* **INPUT MATERIAL**:
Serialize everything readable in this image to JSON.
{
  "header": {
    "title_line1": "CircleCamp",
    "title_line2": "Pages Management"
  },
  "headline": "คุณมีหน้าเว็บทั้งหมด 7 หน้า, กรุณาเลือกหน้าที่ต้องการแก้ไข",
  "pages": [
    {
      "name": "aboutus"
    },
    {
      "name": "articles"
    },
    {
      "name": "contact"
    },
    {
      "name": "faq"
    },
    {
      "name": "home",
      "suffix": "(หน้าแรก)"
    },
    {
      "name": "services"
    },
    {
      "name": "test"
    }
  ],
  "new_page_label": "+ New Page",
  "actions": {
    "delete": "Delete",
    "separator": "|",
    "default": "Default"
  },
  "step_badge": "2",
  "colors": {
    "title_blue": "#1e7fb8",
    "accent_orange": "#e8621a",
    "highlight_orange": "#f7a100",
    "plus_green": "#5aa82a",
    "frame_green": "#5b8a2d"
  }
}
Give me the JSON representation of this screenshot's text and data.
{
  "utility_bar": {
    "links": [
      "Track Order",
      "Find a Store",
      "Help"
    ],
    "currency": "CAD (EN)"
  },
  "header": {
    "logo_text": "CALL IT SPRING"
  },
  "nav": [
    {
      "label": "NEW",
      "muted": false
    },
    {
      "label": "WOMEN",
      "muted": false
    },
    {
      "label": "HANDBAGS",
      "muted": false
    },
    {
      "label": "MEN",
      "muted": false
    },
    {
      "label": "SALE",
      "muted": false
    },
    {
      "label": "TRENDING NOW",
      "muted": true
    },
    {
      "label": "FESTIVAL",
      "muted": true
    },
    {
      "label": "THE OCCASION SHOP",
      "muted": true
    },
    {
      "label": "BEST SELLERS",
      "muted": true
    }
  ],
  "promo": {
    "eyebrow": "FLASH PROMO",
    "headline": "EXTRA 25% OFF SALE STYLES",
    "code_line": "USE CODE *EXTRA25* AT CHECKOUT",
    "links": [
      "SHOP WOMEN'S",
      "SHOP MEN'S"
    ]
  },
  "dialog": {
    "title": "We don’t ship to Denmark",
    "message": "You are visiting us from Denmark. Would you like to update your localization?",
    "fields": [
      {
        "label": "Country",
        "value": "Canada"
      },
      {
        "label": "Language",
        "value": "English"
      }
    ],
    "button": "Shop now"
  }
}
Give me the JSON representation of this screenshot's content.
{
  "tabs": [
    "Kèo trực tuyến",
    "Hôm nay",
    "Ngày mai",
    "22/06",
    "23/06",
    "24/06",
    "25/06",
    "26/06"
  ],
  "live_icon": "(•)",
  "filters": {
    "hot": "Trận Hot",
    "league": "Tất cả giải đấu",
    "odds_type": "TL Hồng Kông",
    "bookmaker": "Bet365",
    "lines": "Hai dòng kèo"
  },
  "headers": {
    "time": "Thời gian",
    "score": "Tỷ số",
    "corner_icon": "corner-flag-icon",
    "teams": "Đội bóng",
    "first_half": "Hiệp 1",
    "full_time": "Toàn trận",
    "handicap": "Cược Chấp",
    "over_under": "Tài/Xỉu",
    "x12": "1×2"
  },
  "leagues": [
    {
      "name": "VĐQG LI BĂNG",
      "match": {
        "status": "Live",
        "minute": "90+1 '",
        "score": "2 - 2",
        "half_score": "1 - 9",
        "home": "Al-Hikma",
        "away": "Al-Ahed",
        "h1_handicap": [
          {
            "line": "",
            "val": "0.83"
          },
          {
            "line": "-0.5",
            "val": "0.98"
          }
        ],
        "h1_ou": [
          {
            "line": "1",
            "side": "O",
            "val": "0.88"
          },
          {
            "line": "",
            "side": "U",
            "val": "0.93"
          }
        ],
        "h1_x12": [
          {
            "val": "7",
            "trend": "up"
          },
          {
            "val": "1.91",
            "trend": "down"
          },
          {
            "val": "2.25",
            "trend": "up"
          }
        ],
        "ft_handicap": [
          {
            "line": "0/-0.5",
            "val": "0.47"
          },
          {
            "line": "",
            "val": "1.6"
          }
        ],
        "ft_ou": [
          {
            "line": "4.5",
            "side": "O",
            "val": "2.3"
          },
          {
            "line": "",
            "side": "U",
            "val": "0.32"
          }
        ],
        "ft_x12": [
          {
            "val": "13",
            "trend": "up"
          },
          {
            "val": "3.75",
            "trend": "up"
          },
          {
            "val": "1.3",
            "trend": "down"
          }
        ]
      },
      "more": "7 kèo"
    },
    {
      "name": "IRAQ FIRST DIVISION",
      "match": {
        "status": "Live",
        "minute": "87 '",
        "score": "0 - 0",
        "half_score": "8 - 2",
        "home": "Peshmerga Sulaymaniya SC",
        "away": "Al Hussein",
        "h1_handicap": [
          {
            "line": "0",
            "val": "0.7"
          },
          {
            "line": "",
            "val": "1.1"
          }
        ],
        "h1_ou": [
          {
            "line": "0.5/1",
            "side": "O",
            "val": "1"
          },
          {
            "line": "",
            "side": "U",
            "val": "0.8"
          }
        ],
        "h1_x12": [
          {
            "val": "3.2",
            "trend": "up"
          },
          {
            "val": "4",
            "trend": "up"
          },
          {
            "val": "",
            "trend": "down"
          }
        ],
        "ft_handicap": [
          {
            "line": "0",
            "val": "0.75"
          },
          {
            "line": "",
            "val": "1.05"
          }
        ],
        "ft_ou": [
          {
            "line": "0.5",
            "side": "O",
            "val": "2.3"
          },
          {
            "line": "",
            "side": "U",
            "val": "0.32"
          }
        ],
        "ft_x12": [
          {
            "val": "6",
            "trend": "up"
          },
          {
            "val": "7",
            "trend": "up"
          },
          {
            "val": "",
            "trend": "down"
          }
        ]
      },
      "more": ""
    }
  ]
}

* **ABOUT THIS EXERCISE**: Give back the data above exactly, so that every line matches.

* **SOLUTION FOR THIS TASK**:
Serialize everything readable in this image to JSON.
{
  "header": {
    "title_line1": "CircleCamp",
    "title_line2": "Pages Management"
  },
  "headline": "คุณมีหน้าเว็บทั้งหมด 7 หน้า, กรุณาเลือกหน้าที่ต้องการแก้ไข",
  "pages": [
    {
      "name": "aboutus"
    },
    {
      "name": "articles"
    },
    {
      "name": "contact"
    },
    {
      "name": "faq"
    },
    {
      "name": "home",
      "suffix": "(หน้าแรก)"
    },
    {
      "name": "services"
    },
    {
      "name": "test"
    }
  ],
  "new_page_label": "+ New Page",
  "actions": {
    "delete": "Delete",
    "separator": "|",
    "default": "Default"
  },
  "step_badge": "2",
  "colors": {
    "title_blue": "#1e7fb8",
    "accent_orange": "#e8621a",
    "highlight_orange": "#f7a100",
    "plus_green": "#5aa82a",
    "frame_green": "#5b8a2d"
  }
}
Give me the JSON representation of this screenshot's text and data.
{
  "utility_bar": {
    "links": [
      "Track Order",
      "Find a Store",
      "Help"
    ],
    "currency": "CAD (EN)"
  },
  "header": {
    "logo_text": "CALL IT SPRING"
  },
  "nav": [
    {
      "label": "NEW",
      "muted": false
    },
    {
      "label": "WOMEN",
      "muted": false
    },
    {
      "label": "HANDBAGS",
      "muted": false
    },
    {
      "label": "MEN",
      "muted": false
    },
    {
      "label": "SALE",
      "muted": false
    },
    {
      "label": "TRENDING NOW",
      "muted": true
    },
    {
      "label": "FESTIVAL",
      "muted": true
    },
    {
      "label": "THE OCCASION SHOP",
      "muted": true
    },
    {
      "label": "BEST SELLERS",
      "muted": true
    }
  ],
  "promo": {
    "eyebrow": "FLASH PROMO",
    "headline": "EXTRA 25% OFF SALE STYLES",
    "code_line": "USE CODE *EXTRA25* AT CHECKOUT",
    "links": [
      "SHOP WOMEN'S",
      "SHOP MEN'S"
    ]
  },
  "dialog": {
    "title": "We don’t ship to Denmark",
    "message": "You are visiting us from Denmark. Would you like to update your localization?",
    "fields": [
      {
        "label": "Country",
        "value": "Canada"
      },
      {
        "label": "Language",
        "value": "English"
      }
    ],
    "button": "Shop now"
  }
}
Give me the JSON representation of this screenshot's content.
{
  "tabs": [
    "Kèo trực tuyến",
    "Hôm nay",
    "Ngày mai",
    "22/06",
    "23/06",
    "24/06",
    "25/06",
    "26/06"
  ],
  "live_icon": "(•)",
  "filters": {
    "hot": "Trận Hot",
    "league": "Tất cả giải đấu",
    "odds_type": "TL Hồng Kông",
    "bookmaker": "Bet365",
    "lines": "Hai dòng kèo"
  },
  "headers": {
    "time": "Thời gian",
    "score": "Tỷ số",
    "corner_icon": "corner-flag-icon",
    "teams": "Đội bóng",
    "first_half": "Hiệp 1",
    "full_time": "Toàn trận",
    "handicap": "Cược Chấp",
    "over_under": "Tài/Xỉu",
    "x12": "1×2"
  },
  "leagues": [
    {
      "name": "VĐQG LI BĂNG",
      "match": {
        "status": "Live",
        "minute": "90+1 '",
        "score": "2 - 2",
        "half_score": "1 - 9",
        "home": "Al-Hikma",
        "away": "Al-Ahed",
        "h1_handicap": [
          {
            "line": "",
            "val": "0.83"
          },
          {
            "line": "-0.5",
            "val": "0.98"
          }
        ],
        "h1_ou": [
          {
            "line": "1",
            "side": "O",
            "val": "0.88"
          },
          {
            "line": "",
            "side": "U",
            "val": "0.93"
          }
        ],
        "h1_x12": [
          {
            "val": "7",
            "trend": "up"
          },
          {
            "val": "1.91",
            "trend": "down"
          },
          {
            "val": "2.25",
            "trend": "up"
          }
        ],
        "ft_handicap": [
          {
            "line": "0/-0.5",
            "val": "0.47"
          },
          {
            "line": "",
            "val": "1.6"
          }
        ],
        "ft_ou": [
          {
            "line": "4.5",
            "side": "O",
            "val": "2.3"
          },
          {
            "line": "",
            "side": "U",
            "val": "0.32"
          }
        ],
        "ft_x12": [
          {
            "val": "13",
            "trend": "up"
          },
          {
            "val": "3.75",
            "trend": "up"
          },
          {
            "val": "1.3",
            "trend": "down"
          }
        ]
      },
      "more": "7 kèo"
    },
    {
      "name": "IRAQ FIRST DIVISION",
      "match": {
        "status": "Live",
        "minute": "87 '",
        "score": "0 - 0",
        "half_score": "8 - 2",
        "home": "Peshmerga Sulaymaniya SC",
        "away": "Al Hussein",
        "h1_handicap": [
          {
            "line": "0",
            "val": "0.7"
          },
          {
            "line": "",
            "val": "1.1"
          }
        ],
        "h1_ou": [
          {
            "line": "0.5/1",
            "side": "O",
            "val": "1"
          },
          {
            "line": "",
            "side": "U",
            "val": "0.8"
          }
        ],
        "h1_x12": [
          {
            "val": "3.2",
            "trend": "up"
          },
          {
            "val": "4",
            "trend": "up"
          },
          {
            "val": "",
            "trend": "down"
          }
        ],
        "ft_handicap": [
          {
            "line": "0",
            "val": "0.75"
          },
          {
            "line": "",
            "val": "1.05"
          }
        ],
        "ft_ou": [
          {
            "line": "0.5",
            "side": "O",
            "val": "2.3"
          },
          {
            "line": "",
            "side": "U",
            "val": "0.32"
          }
        ],
        "ft_x12": [
          {
            "val": "6",
            "trend": "up"
          },
          {
            "val": "7",
            "trend": "up"
          },
          {
            "val": "",
            "trend": "down"
          }
        ]
      },
      "more": ""
    }
  ]
}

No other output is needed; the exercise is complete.